Morales continued: “We [in the Movimiento al Socialismo, MAS] have profound ideological differences with the politics implemented by the United States using NATO, which are based on interventionism and militarism. Between Russia and Ukraine they want to reach an agreement and [the U.S.] keeps provoking war, the U.S. military industry, which is able to live thanks to war, and they provoke wars in order to sell their weapons. That’s the other reality we live in.”
Morales is one of the most successful presidents in Latin American history who closed down a U.S. military base in Bolivia, expelled the CIA and DEA, and helped reverse half a millennium of colonial history by helping Bolivia to industrialize its economy.
In November 2019, Morales was ousted in a U.S./UK-backed coup that culminated with the army’s massacre of anti-coup protesters. Morales survived an assassination attempt only because Mexico’s president, Andrés Manuel López Obrador, sent a plane to rescue him.
The beneficiary of the coup, Jeanine Áñez—a conservative Christian who lost the October 2020 election to Luis Arce of MAS—was sentenced to 10 years in prison in June after being convicted of terrorism and sedition.
Morales—who returned to Bolivia after Arce’s election in October 2020—believes that the coup was prompted by his move to nationalize Bolivia’s oil and gas reserves.
Morales told Matt Kennard that “I continue to be convinced that the empire, capitalism, imperialism, do not accept that there is an economic model that is better than neoliberalism. The coup was against our economic model…we showed that another Bolivia is possible.”
In 2021, the British Foreign Office released documents that showed that the British embassy in Bolivia had paid an Oxford-based company to optimize “exploitation” of Bolivia’s lithium deposits the month after Morales fled the country after being ousted in the coup.
The documents also showed the UK embassy in La Paz acted as a “strategic partner” to Áñez’ coup regime and organized an international mining event in Bolivia four months after democracy was overthrown.
Bolivia possesses the world’s second largest reserves of lithium, a metal used to make batteries, which has been increasingly coveted due to the burgeoning electric-car industry.

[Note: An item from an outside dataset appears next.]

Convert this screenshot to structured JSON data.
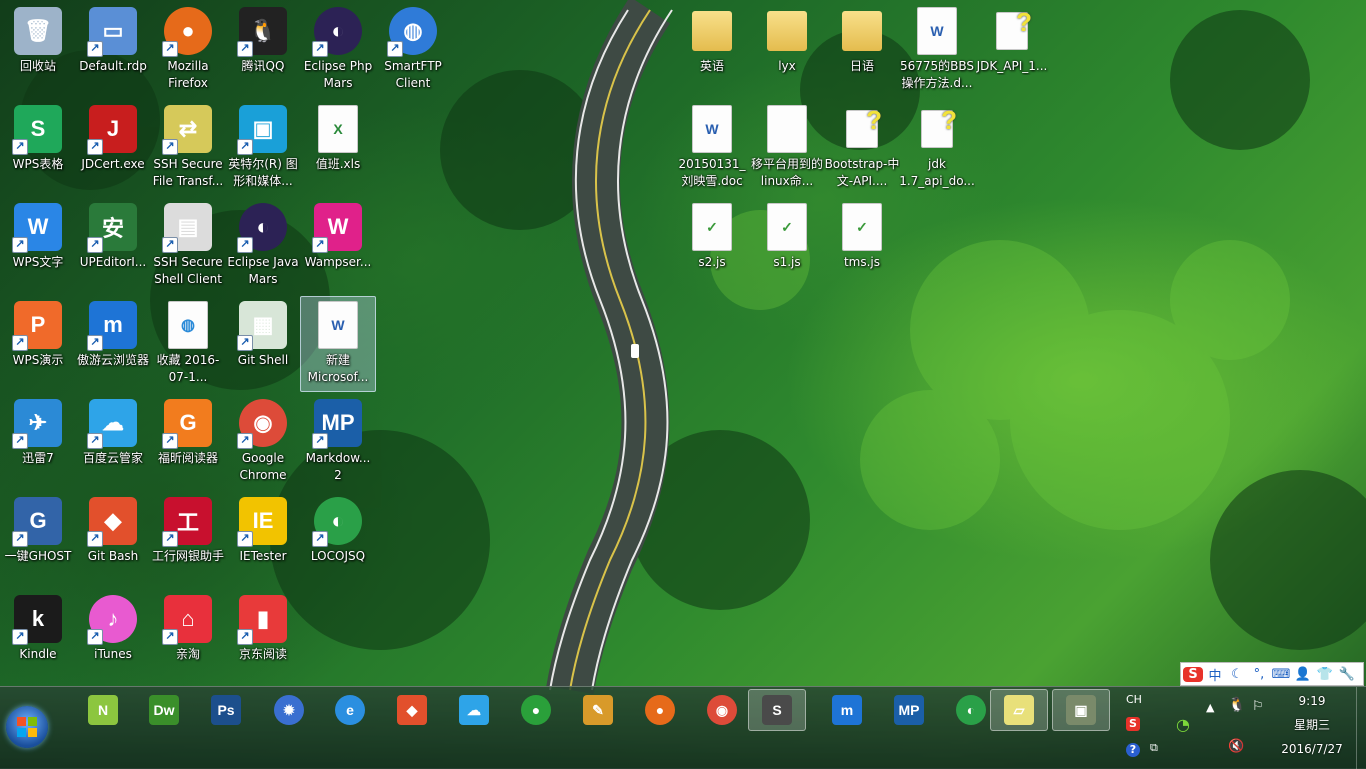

Under the traditional imperial dynamic which had kept Bolivia poor, rich countries extract raw materials, send them to Europe to be made into products, and then sell them back to Third World countries like Bolivia as finished products at a mark-up.
With Bolivia’s lithium deposits, Morales was adamant this system was finished. Bolivia would not just extract the lithium; it would build the batteries too. He told Kennard that:

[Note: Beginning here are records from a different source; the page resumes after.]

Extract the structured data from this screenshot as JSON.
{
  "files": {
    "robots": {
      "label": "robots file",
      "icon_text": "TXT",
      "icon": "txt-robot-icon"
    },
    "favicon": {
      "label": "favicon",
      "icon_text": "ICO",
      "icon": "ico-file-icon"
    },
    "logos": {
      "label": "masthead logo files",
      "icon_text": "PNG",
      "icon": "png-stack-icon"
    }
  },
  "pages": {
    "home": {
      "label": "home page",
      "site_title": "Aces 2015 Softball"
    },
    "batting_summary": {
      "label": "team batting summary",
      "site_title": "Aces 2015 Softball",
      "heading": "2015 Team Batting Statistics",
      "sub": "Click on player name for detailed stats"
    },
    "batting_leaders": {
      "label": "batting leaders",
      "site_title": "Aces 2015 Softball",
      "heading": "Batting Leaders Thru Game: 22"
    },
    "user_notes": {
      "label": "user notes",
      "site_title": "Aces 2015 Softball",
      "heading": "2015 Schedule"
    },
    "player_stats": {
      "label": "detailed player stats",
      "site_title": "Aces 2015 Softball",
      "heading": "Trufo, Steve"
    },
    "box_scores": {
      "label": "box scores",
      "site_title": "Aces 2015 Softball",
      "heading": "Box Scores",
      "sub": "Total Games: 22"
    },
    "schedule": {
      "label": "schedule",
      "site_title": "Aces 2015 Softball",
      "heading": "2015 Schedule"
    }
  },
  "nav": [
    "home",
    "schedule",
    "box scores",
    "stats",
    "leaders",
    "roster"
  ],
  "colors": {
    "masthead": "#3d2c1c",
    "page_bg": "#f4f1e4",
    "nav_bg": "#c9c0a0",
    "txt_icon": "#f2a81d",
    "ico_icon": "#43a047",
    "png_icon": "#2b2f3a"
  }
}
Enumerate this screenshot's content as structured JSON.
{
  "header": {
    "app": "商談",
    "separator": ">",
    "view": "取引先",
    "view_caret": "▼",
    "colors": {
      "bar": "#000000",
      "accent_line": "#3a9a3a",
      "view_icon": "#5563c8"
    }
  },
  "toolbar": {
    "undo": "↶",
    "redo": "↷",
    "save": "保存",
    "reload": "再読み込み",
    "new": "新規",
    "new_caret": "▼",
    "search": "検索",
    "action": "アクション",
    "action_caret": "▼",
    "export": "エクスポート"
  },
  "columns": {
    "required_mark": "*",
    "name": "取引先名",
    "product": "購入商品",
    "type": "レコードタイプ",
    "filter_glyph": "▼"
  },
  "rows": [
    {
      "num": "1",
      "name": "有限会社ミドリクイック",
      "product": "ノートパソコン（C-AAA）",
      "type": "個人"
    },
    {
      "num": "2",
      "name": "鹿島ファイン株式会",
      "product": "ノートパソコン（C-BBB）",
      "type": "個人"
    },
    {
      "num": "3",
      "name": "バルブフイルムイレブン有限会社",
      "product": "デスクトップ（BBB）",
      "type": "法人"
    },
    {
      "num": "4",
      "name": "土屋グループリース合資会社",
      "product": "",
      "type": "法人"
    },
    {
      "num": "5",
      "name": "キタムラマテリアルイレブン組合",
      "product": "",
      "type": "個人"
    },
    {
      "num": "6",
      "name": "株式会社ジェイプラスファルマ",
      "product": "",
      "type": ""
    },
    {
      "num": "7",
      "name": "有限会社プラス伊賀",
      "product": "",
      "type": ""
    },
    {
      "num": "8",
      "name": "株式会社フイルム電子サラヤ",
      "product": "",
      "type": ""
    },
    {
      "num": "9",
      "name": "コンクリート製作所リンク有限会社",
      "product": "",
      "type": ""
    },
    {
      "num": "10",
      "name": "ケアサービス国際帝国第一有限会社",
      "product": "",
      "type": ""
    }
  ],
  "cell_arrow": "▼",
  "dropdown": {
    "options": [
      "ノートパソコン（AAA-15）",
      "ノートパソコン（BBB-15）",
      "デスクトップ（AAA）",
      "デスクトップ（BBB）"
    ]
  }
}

“We started with a laboratory, obviously with international experts that we hired. Then we moved on to a pilot plant. We invested around $20 million, and now it’s working. Every year it produces about 200 tonnes of lithium carbonate, and lithium batteries, in Potosí [the capital of the Spanish empire where the Spanish had undertaken silver mining in the 17th, 18th and early 19th centuries.]”
Bolivian state firm YLB’s plant is seen at the Salar de Uyuni, a vast white salt flat at the center of a global resource race for the battery metal lithium, outside of Uyuni, Bolivia March 26, 2022. (REUTERS/Claudia Morales)
Morales continued: “We had a plan to install 42 new [lithium] plants by 2029. It was estimated that profits would be five billion dollars. Profits! That’s when the coup came. The U.S. says China’s presence is not permitted but…having a market in China is very important. Also in Germany. The next step was with Russia, and then came the coup. Just last year, we found out that England had also participated in the coup—all for lithium.”
When Kennard told Morales that the UK Foreign Office had denied that a coup took place, Morales responded that this was hard to comprehend and reflected “a totally colonial mindset. They think that some countries are the property of other nations. They think God put them there, so the world belongs to the U.S. and the UK. That’s why the rebellions and the uprisings will continue.”
With the People or the Evil Empire?
Morales has great admiration for Julian Assange whose detention, he said, “represents an escalation, an intimidation so that all the crimes against humanity committed by the different governments of the United States are never revealed. So many interventions, so many invasions, so much looting.”
Currently, Morales is working on building independent media in Bolivia, where he says that most of the media “belong to the empire or the right-wing.”
Optimistic about the recent victory of left-wing political forces in Peru, Chile and Colombia and Lula’s expected return to the presidency in Brazil, Morales told Kennard that, “in politics we must ask ourselves: Are we with the people or are we with the empire? If we are with the people, we make a country; if we are with the empire, we make money. If we are with the people, we fight for life, for humanity; if we are with the empire, we are with the politics of death, the culture of death, interventions, and pillaging of the people. That is what we ask ourselves as humans, as leaders: ‘Are we at the service of our people?’”
-Source: Covert Action